One of the keys to reaching a new goal is to have habits in place that support that goal. If your current habits are counter-productive, you’ll need to change them or run the risk of coming up short.
How do habits help you reach your goals?
Suppose you have the goal of running a marathon: if you don’t already have the habit of running regularly, you’re unlikely to be successful until you can adopt that habit. Running regularly can help you attain your goal in several ways, including getting you in great physical shape and strengthening your endurance.
Developing supportive habits can be easier than you think and far more powerful than you can imagine!
Identify the Habits You Need
Before you create new, positive habits, you’ll want to figure out which habits will help you attain your goals. For every goal, there are habits that can practically guarantee success. Reflect on your goals and what actions you can take to help bring them about.
Consider these attributes for the habits you want to implement:
- Look for daily habits. Habits you practice each day are much easier to put into place and keep than those that are less frequent.
- Keep it simple. The more complex the task, the less likely you are to stick with it. If you really do need to implement a complex habit, start with a simpler version and then add more complexity later.
- Be specific. It’s not enough to just specify what you’re going to do; include the how, when, and where as well. Time is always critical when creating a new habit. Be sure to specify a precise period of time in which you wish to implement the new actions.
- So “I’m going to exercise 1 hour per day” is inadequate. “I’m going to swim from 6-7 am, Monday through Friday at the YMCA” is more like it. This has enough detail to be quite clear about what you want to accomplish and includes the how, when and where.
Prepare for Interference
There are usually obstacles to creating new habits and behavioral patterns. Try to figure out these possibilities ahead of time so you can eliminate them as soon as possible.

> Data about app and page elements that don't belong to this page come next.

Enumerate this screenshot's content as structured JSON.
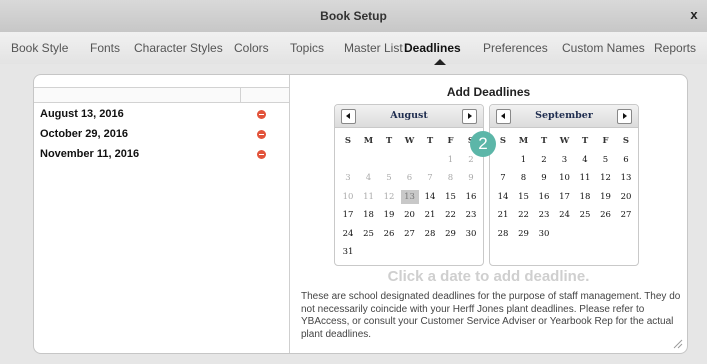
{
  "window": {
    "title": "Book Setup",
    "close_label": "x"
  },
  "tabs": [
    {
      "label": "Book Style",
      "active": false
    },
    {
      "label": "Fonts",
      "active": false
    },
    {
      "label": "Character Styles",
      "active": false
    },
    {
      "label": "Colors",
      "active": false
    },
    {
      "label": "Topics",
      "active": false
    },
    {
      "label": "Master List",
      "active": false
    },
    {
      "label": "Deadlines",
      "active": true
    },
    {
      "label": "Preferences",
      "active": false
    },
    {
      "label": "Custom Names",
      "active": false
    },
    {
      "label": "Reports",
      "active": false
    }
  ],
  "deadlines": [
    {
      "date": "August 13, 2016",
      "action_icon": "remove-icon"
    },
    {
      "date": "October 29, 2016",
      "action_icon": "remove-icon"
    },
    {
      "date": "November 11, 2016",
      "action_icon": "remove-icon"
    }
  ],
  "add_panel": {
    "title": "Add Deadlines",
    "hint": "Click a date to add deadline.",
    "note": "These are school designated deadlines for the purpose of staff management. They do not necessarily coincide with your Herff Jones plant deadlines. Please refer to YBAccess, or consult your Customer Service Adviser or Yearbook Rep for the actual plant deadlines."
  },
  "weekdays": [
    "S",
    "M",
    "T",
    "W",
    "T",
    "F",
    "S"
  ],
  "calendars": [
    {
      "month": "August",
      "first_weekday": 5,
      "days": 31,
      "disabled_through": 13,
      "highlighted_day": 13
    },
    {
      "month": "September",
      "first_weekday": 1,
      "days": 30,
      "disabled_through": 0,
      "highlighted_day": null
    }
  ],
  "badge": {
    "number": "2"
  },
  "colors": {
    "remove": "#e2533b",
    "badge": "#5cb6a8",
    "hint": "#cfcfcf",
    "month_text": "#1f2d4f"
  }
}
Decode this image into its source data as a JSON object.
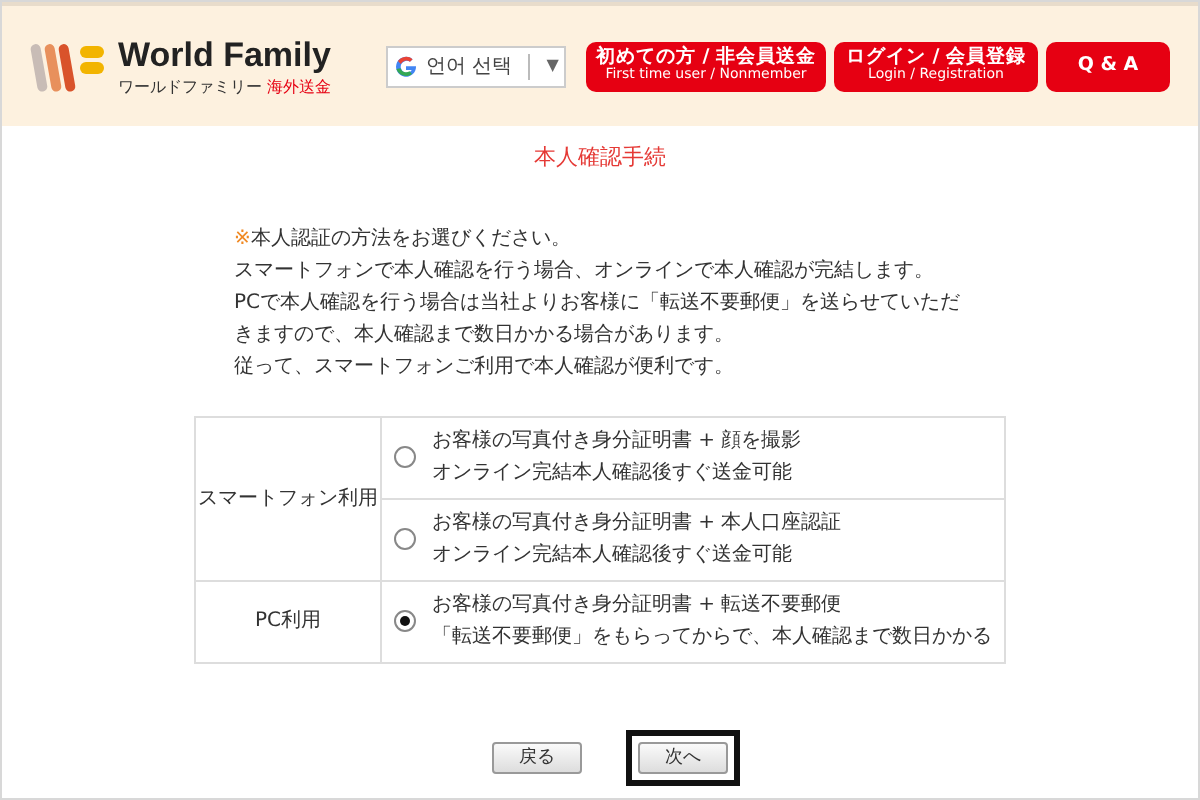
{
  "header": {
    "logo": {
      "name": "World Family",
      "subtitle": "ワールドファミリー",
      "tag": "海外送金"
    },
    "language": {
      "label": "언어 선택",
      "caret": "▼"
    },
    "nav": [
      {
        "label": "初めての方 / 非会員送金",
        "sub": "First time user / Nonmember"
      },
      {
        "label": "ログイン / 会員登録",
        "sub": "Login / Registration"
      },
      {
        "label": "Q & A"
      }
    ]
  },
  "title": "本人確認手続",
  "intro": {
    "mark": "※",
    "lines": [
      "本人認証の方法をお選びください。",
      "スマートフォンで本人確認を行う場合、オンラインで本人確認が完結します。",
      "PCで本人確認を行う場合は当社よりお客様に「転送不要郵便」を送らせていただ",
      "きますので、本人確認まで数日かかる場合があります。",
      "従って、スマートフォンご利用で本人確認が便利です。"
    ]
  },
  "methods": [
    {
      "label": "スマートフォン利用",
      "options": [
        {
          "line1": "お客様の写真付き身分証明書 + 顔を撮影",
          "line2": "オンライン完結本人確認後すぐ送金可能",
          "selected": false
        },
        {
          "line1": "お客様の写真付き身分証明書 + 本人口座認証",
          "line2": "オンライン完結本人確認後すぐ送金可能",
          "selected": false
        }
      ]
    },
    {
      "label": "PC利用",
      "options": [
        {
          "line1": "お客様の写真付き身分証明書 + 転送不要郵便",
          "line2": "「転送不要郵便」をもらってからで、本人確認まで数日かかる",
          "selected": true
        }
      ]
    }
  ],
  "buttons": [
    {
      "label": "戻る",
      "focused": false
    },
    {
      "label": "次へ",
      "focused": true
    }
  ]
}
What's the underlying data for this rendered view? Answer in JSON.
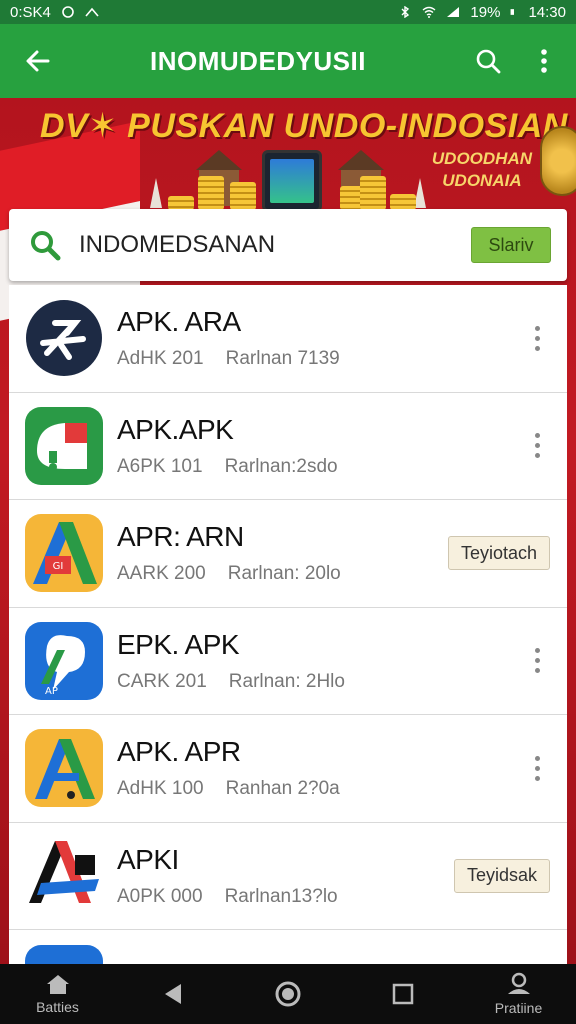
{
  "status_bar": {
    "left_text": "0:SK4",
    "battery": "19%",
    "time": "14:30"
  },
  "app_bar": {
    "title": "INOMUDEDYUSII",
    "back_icon": "arrow-left-icon",
    "search_icon": "search-icon",
    "more_icon": "more-vert-icon"
  },
  "banner": {
    "headline": "DV✶ PUSKAN UNDO-INDOSIAN",
    "subline_1": "UDOODHAN",
    "subline_2": "UDONAIA"
  },
  "search": {
    "query": "INDOMEDSANAN",
    "button_label": "Slariv"
  },
  "apps": [
    {
      "name": "APK. ARA",
      "meta_a": "AdHK 201",
      "meta_b": "Rarlnan 7139",
      "action": "kebab"
    },
    {
      "name": "APK.APK",
      "meta_a": "A6PK 101",
      "meta_b": "Rarlnan:2sdo",
      "action": "kebab"
    },
    {
      "name": "APR: ARN",
      "meta_a": "AARK 200",
      "meta_b": "Rarlnan: 20lo",
      "action": "button",
      "action_label": "Teyiotach"
    },
    {
      "name": "EPK. APK",
      "meta_a": "CARK 201",
      "meta_b": "Rarlnan: 2Hlo",
      "action": "kebab"
    },
    {
      "name": "APK. APR",
      "meta_a": "AdHK 100",
      "meta_b": "Ranhan 2?0a",
      "action": "kebab"
    },
    {
      "name": "APKI",
      "meta_a": "A0PK 000",
      "meta_b": "Rarlnan13?lo",
      "action": "button",
      "action_label": "Teyidsak"
    }
  ],
  "nav": {
    "left_label": "Batties",
    "right_label": "Pratiine"
  },
  "colors": {
    "primary": "#27a13f",
    "status": "#1f7a36",
    "banner_red": "#c21a22",
    "accent_gold": "#f7c531",
    "go_button": "#7fc043"
  }
}
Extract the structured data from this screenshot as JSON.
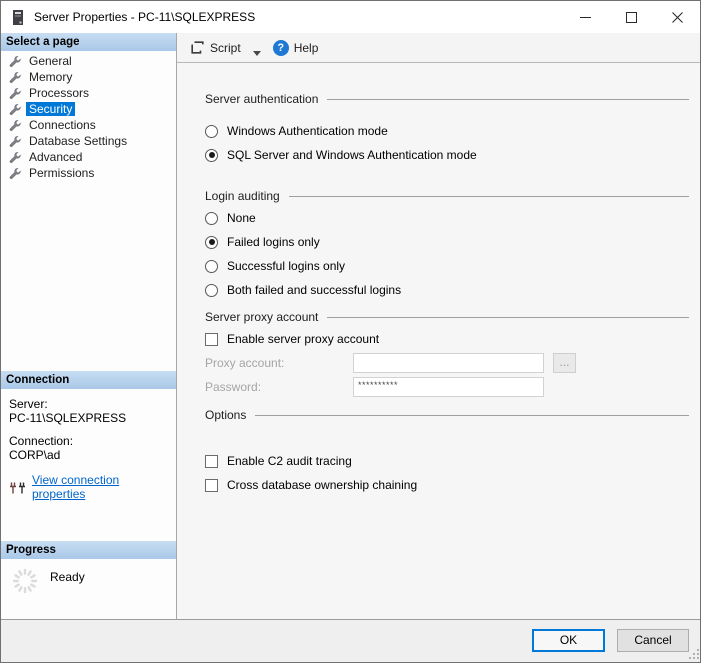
{
  "window": {
    "title": "Server Properties - PC-11\\SQLEXPRESS"
  },
  "toolbar": {
    "script_label": "Script",
    "help_label": "Help"
  },
  "icons": {
    "help_glyph": "?"
  },
  "sidebar": {
    "select_page": {
      "header": "Select a page",
      "items": [
        {
          "label": "General",
          "selected": false
        },
        {
          "label": "Memory",
          "selected": false
        },
        {
          "label": "Processors",
          "selected": false
        },
        {
          "label": "Security",
          "selected": true
        },
        {
          "label": "Connections",
          "selected": false
        },
        {
          "label": "Database Settings",
          "selected": false
        },
        {
          "label": "Advanced",
          "selected": false
        },
        {
          "label": "Permissions",
          "selected": false
        }
      ]
    },
    "connection_panel": {
      "header": "Connection",
      "server_label": "Server:",
      "server_value": "PC-11\\SQLEXPRESS",
      "connection_label": "Connection:",
      "connection_value": "CORP\\ad",
      "view_link": "View connection properties"
    },
    "progress_panel": {
      "header": "Progress",
      "status": "Ready"
    }
  },
  "main": {
    "sections": {
      "server_authentication": {
        "title": "Server authentication",
        "options": [
          {
            "label": "Windows Authentication mode",
            "selected": false
          },
          {
            "label": "SQL Server and Windows Authentication mode",
            "selected": true
          }
        ]
      },
      "login_auditing": {
        "title": "Login auditing",
        "options": [
          {
            "label": "None",
            "selected": false
          },
          {
            "label": "Failed logins only",
            "selected": true
          },
          {
            "label": "Successful logins only",
            "selected": false
          },
          {
            "label": "Both failed and successful logins",
            "selected": false
          }
        ]
      },
      "server_proxy": {
        "title": "Server proxy account",
        "enable_label": "Enable server proxy account",
        "enable_checked": false,
        "proxy_label": "Proxy account:",
        "proxy_value": "",
        "browse_label": "...",
        "password_label": "Password:",
        "password_value": "**********"
      },
      "options": {
        "title": "Options",
        "checkboxes": [
          {
            "label": "Enable C2 audit tracing",
            "checked": false
          },
          {
            "label": "Cross database ownership chaining",
            "checked": false
          }
        ]
      }
    }
  },
  "footer": {
    "ok_label": "OK",
    "cancel_label": "Cancel"
  },
  "colors": {
    "accent": "#0078d7",
    "link": "#0066cc",
    "sidebar_header_top": "#c7ddf2",
    "sidebar_header_bottom": "#a9c8e8",
    "selected_text": "#ffffff"
  }
}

For example, if you’ve decided that you’re going to eat a healthy breakfast every day, get rid of all the breakfast junk food in your pantry and freezer. That junk food is an obstacle to successfully implementing your habit.
The obstacle might be time interference. Maybe your partner doesn’t usually leave you alone for 30 minutes every night so you can meditate, write, read, or whatever it is you want to do towards your goal. Simply let them know ahead of time that you need be undisturbed during this time.
Look for More Supporting Habits
When you determine supporting habits that will help you reach your goal, consider going even deeper into the details to find habits that will help you accomplish your other new habits.
For example, if one of your new habits is to make it to the gym every morning by 6:00 am, you can develop several supporting habits to help you establish this habit, such as:
- Get out of bed by 5:15 am.
- In order to get up at 5:15 am each day, you might need an additional habit of always being in bed by 10:00 pm.
- Another supporting habit might be to pack your gym bag the night before.
These supporting habits are monumentally important. Take time to think about what additional habits you can develop to support your efforts.
Enjoy Automatic Success
Once an action becomes a habit, you’ll do it automatically, without having to make the decision to do it each time. In other words, you’ll automatically move forward, day after day, toward achieving your goal until you reach it.
Just as counter-productive habits can keep you from success, supportive habits can practically guarantee your victory. So consider the habits that will best support your goals, put them into action on a daily basis, and enjoy your new success!